Press the dough into a 13” x 9” baking pan. Pierce the dough all over with a fork to make a decorative design; this allows the melting butter to release steam, thereby preventing the dough from puffing up. Bake until crust is a light golden color, about 45 minutes. Remove from oven; take a knife and cut through the dough to make cookie bars. Sprinkle the white (or colored) sugar all over the top. Place back in oven and continue baking for 5 more minutes. Remove the baking pan to a rack and allow the cookie bars to cool until slightly warm. Makes 2 dozen cookie bars.

Butternut Squash Soup

This is a classic, easy-to-prepare soup that tastes delicious and warms you up on a cool, autumn day.


1 medium to large butternut squash, cut in half and seeded

2 tablespoons butter

1 onion, peeled and chopped

2 teaspoons ginger

6 cups chicken broth, divided

1 teaspoon salt

A few sprigs of chopped fresh parsley


Preheat oven to 400 degrees F.

Place cut side of butternut squash down on a baking dish with half-inch of water. Bake about one hour until the squash can be easily pierced with a fork. Let it cool, then scoop out the pulp and set aside.

Heat the butter in a soup pot over medium-low heat. Add the onions and ginger, stir and cook until the onions are tender, about 5 minutes. Stir in the squash along with 4 cups of chicken broth, bring to a boil then simmer, stirring often for about 10 minutes. Puree with a handheld blender. Add the remaining 2 cups of chicken stock and salt. Heat it through for about 5 minutes. Ladle into bowls and garnish with parsley.

Tip: Serve with warm, crusty bread and butter.











Pumpkin Bread

Pumpkin bread is a delicious and festive way to enjoy the fall season. This recipe makes two tasty loaves–enough to share with someone special!


2 2/3 cups sugar
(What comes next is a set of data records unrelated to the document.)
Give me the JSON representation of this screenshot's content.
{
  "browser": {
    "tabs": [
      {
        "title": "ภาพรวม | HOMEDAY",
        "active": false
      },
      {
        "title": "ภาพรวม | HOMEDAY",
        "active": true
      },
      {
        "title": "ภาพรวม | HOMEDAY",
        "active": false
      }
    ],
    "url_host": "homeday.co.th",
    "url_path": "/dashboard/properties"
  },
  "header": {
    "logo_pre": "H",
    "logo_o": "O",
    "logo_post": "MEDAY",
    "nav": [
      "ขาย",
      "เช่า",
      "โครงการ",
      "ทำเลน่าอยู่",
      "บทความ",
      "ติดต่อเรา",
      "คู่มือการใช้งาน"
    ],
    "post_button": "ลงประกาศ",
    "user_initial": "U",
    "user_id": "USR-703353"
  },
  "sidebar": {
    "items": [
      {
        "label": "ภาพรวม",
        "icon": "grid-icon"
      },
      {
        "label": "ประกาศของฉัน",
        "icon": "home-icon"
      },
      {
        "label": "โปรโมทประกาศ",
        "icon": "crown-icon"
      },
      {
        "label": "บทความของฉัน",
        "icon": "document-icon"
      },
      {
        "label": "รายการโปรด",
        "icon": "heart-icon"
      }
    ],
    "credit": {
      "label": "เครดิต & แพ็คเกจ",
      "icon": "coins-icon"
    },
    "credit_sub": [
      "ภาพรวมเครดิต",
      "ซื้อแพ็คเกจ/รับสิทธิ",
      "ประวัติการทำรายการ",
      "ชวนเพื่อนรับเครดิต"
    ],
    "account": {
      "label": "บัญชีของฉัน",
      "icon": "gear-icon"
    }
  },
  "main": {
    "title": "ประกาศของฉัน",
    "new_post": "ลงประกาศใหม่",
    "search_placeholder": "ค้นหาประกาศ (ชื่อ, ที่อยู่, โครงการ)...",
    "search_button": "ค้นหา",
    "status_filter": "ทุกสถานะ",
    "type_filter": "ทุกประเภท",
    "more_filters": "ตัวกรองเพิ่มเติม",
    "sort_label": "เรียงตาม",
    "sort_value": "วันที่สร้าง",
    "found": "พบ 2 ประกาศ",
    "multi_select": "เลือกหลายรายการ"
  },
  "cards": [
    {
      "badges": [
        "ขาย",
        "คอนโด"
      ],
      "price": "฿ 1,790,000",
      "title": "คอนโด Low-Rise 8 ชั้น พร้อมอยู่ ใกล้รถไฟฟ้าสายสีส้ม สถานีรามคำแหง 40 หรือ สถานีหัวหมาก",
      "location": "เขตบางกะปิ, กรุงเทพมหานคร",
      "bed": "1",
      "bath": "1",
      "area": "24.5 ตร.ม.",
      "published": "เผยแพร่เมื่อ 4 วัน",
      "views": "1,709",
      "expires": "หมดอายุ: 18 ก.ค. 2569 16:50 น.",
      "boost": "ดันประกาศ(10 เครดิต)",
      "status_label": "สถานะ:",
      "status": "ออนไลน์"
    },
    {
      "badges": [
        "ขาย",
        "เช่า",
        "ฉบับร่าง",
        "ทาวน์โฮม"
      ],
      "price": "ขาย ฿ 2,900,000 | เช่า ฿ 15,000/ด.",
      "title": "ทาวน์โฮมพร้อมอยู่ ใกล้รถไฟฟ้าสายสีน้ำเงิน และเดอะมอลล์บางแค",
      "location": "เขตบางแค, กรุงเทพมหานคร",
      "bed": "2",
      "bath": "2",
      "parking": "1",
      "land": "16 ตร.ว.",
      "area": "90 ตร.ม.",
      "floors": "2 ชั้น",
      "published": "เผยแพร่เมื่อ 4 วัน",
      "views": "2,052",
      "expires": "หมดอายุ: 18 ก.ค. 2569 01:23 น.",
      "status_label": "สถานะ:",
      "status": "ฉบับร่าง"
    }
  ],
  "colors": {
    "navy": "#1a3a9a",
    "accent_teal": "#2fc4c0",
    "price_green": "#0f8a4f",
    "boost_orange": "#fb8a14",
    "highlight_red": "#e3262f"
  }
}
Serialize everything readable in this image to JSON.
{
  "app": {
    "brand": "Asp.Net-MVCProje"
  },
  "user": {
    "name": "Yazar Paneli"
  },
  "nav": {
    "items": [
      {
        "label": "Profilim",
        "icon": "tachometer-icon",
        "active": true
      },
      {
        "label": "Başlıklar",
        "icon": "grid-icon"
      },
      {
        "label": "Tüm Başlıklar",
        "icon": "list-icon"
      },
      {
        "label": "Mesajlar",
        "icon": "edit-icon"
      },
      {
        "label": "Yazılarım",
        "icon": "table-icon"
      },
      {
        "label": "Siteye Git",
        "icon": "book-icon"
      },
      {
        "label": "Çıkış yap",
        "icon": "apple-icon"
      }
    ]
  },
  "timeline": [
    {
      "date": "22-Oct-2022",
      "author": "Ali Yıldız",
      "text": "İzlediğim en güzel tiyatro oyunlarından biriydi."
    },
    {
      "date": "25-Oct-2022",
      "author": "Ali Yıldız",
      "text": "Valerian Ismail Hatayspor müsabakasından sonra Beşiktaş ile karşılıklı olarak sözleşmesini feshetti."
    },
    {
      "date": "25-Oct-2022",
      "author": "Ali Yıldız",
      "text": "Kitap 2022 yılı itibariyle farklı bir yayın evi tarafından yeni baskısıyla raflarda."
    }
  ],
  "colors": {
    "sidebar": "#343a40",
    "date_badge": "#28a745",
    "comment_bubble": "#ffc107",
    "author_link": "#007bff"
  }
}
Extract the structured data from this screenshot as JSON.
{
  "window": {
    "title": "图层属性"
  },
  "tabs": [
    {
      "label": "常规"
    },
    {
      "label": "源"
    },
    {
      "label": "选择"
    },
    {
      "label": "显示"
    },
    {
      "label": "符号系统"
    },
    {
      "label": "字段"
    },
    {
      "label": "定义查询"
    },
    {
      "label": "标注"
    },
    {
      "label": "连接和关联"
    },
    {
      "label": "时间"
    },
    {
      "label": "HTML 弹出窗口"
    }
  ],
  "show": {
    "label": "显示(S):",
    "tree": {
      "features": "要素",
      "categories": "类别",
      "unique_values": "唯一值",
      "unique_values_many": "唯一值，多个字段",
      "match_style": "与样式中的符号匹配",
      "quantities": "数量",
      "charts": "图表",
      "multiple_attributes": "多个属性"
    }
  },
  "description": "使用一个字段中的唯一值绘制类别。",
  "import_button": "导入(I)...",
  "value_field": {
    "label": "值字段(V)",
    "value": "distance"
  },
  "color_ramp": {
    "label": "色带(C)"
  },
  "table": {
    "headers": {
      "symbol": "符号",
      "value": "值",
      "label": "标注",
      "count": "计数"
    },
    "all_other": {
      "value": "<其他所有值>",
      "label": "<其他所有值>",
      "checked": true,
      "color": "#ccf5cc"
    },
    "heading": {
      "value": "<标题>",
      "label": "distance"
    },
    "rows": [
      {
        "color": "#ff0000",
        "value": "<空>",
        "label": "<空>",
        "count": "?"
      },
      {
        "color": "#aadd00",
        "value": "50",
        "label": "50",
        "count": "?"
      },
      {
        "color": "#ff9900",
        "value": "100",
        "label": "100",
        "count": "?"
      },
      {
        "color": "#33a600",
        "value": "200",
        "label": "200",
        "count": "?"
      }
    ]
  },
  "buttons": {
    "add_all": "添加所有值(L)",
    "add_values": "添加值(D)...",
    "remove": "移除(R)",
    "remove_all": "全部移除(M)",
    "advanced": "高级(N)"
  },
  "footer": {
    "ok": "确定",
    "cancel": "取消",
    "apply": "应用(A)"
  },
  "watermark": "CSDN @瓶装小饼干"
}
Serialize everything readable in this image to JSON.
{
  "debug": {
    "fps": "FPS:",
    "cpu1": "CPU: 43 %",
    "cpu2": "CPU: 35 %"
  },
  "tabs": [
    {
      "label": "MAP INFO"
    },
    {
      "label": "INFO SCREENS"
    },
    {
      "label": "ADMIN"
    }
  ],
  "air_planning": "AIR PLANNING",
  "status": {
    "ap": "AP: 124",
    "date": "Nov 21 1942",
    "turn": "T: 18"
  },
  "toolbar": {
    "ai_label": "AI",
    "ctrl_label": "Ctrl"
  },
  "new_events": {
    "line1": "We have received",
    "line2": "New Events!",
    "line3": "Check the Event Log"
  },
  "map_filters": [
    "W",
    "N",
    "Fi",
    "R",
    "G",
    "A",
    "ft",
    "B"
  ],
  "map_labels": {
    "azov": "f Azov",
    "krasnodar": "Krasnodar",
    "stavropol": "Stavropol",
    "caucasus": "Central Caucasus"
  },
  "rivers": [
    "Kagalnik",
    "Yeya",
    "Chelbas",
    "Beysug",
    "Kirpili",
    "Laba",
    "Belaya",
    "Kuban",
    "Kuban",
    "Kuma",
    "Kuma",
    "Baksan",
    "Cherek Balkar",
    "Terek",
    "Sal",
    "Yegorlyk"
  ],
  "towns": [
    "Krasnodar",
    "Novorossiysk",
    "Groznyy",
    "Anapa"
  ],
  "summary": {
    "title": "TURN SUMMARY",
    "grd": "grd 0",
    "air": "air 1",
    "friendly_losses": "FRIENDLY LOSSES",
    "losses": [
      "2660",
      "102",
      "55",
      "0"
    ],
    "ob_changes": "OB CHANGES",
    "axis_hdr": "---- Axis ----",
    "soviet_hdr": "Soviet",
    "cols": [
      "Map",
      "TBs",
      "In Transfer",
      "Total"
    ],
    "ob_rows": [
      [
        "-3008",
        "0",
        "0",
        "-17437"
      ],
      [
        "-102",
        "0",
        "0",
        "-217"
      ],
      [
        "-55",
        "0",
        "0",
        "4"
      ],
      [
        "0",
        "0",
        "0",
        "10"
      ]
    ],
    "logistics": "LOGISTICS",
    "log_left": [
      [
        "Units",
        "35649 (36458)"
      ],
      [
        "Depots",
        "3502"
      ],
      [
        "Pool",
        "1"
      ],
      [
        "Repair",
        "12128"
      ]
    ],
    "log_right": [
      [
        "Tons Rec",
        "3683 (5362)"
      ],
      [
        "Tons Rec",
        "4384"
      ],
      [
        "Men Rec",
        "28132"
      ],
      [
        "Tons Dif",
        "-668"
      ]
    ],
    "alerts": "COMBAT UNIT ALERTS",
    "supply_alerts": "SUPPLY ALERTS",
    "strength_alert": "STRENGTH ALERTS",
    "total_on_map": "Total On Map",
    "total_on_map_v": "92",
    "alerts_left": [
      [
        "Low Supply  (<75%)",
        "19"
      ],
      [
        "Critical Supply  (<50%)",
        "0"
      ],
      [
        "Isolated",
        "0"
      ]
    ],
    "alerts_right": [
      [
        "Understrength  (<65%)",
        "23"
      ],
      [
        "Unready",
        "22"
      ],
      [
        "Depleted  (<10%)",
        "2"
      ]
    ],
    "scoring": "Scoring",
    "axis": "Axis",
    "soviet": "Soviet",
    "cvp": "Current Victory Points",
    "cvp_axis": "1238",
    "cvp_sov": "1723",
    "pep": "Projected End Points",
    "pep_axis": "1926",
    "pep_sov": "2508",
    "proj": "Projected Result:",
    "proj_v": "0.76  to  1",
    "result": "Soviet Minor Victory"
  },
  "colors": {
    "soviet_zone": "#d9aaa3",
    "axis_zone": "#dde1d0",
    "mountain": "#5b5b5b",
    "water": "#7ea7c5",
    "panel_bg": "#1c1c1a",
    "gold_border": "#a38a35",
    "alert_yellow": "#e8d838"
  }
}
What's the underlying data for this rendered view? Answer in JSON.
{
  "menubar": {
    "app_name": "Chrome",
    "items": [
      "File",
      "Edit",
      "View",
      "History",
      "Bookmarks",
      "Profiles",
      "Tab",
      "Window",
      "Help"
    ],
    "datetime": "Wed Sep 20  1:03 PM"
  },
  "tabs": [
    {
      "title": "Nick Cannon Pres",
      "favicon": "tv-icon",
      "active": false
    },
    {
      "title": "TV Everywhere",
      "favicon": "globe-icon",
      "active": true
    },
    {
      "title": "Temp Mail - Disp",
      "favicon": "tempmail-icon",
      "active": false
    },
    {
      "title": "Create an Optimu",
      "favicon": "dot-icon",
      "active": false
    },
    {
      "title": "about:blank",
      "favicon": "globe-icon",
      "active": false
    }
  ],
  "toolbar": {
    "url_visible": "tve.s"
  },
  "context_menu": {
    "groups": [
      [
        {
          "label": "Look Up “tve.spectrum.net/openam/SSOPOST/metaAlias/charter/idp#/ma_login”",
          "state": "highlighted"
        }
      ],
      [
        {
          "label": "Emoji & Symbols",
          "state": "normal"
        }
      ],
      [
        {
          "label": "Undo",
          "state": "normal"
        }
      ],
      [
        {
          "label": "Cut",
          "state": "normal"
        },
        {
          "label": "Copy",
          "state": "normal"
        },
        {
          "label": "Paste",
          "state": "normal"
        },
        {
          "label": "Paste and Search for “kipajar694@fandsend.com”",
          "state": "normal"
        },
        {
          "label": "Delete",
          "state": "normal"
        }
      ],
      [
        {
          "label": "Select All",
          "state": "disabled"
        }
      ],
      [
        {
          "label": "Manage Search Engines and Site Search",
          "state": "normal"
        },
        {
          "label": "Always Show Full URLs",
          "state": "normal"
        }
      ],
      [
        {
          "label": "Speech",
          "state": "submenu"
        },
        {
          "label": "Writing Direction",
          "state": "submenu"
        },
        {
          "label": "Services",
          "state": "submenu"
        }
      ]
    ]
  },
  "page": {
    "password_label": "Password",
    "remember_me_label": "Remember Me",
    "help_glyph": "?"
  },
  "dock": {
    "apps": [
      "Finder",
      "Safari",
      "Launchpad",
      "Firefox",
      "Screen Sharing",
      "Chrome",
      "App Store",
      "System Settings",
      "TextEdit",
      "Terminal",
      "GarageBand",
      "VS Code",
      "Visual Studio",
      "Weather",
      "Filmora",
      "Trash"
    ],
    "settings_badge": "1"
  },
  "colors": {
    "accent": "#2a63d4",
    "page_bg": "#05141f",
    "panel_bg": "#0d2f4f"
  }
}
2/3 cup butter

1 15-ounce can pumpkin

2/3 cup water

4 eggs

3 1/3 cups flour

2 teaspoons baking soda

1 ½ teaspoons salt

1 teaspoon cinnamon

1 teaspoon nutmeg

½ teaspoon baking powder

2/3 cup chopped nuts

2/3 cup raisins


Heat oven to 350 degrees F. Grease two loaf pans, 9 x 5 x 3 inches.

Mix sugar and butter in a large mixing bowl. Add pumpkin, water and eggs. Stir in flour, baking soda, salt, cinnamon, nutmeg and baking powder. Add nuts and raisins.

Pour into pans and bake 70 minutes, until a wooden pick inserted in center comes out clean. Cool pans on a wire rack about 10 minutes, then gently loosen the loaves from the pan with a sharp knife or spatula. Remove from pans and let cool before slicing.











Homemade Beef Stew

Beef stew is comfort food at its finest. The ordinary ingredients meld together into a satisfying, savory meal. The types of vegetables and herbs can be altered, resulting in endless variations of this classic recipe. The following recipe serves 4; if you’re expecting more people, the ingredients can be doubled, tripled, etc. so everyone can enjoy a bit of good ole, down-home cooking.


6 tablespoons vegetable oil, divided

1/2 cup flour

¼ teaspoon black pepper

2 pounds beef stew meat, cut into 1-inch cubes

1 onion, peeled and diced

3 garlic cloves, peeled and minced

1 cup carrots, peeled and sliced

1 cup celery, sliced

2 tablespoons red wine vinegar

1 cup red or white wine

4 cups beef broth

3 bay leaves

1 tablespoon fresh or 1 teaspoon dried herbs (oregano, thyme, savory, etc.)

2 large baking potatoes, peeled and diced

A few sprigs of fresh parsley, chopped

Salt and pepper, as needed


Heat 3 tablespoons oil in a large pot over medium-high heat.

Combine flour and pepper in a small bowl. Dredge the meat in the flour/pepper mixture. Sear a little meat at a time in the hot oil, turning the pieces until meat is browned on all sides; remove meat from pot. Add more oil as needed between each batch of meat.

In the same pot, sauté the onions, garlic, carrots and celery on medium-high heat. Remove vegetables from pot.

Deglaze the pot with red wine vinegar and wine, scraping bottom of pot with a spatula. Add beef broth, bay leaves and herbs. Add the meat and the vegetables to the pot, and bring to a boil. Reduce heat, cover and simmer for about an hour-and-a-half, stirring often, until the meat is fork-tender. Add the potatoes; cover and simmer about 30 minutes, until potatoes are tender. Add parsley and season with salt and pepper, as needed. Ladle into bowls and serve. Tip: Serve with warm, crusty bread and butter.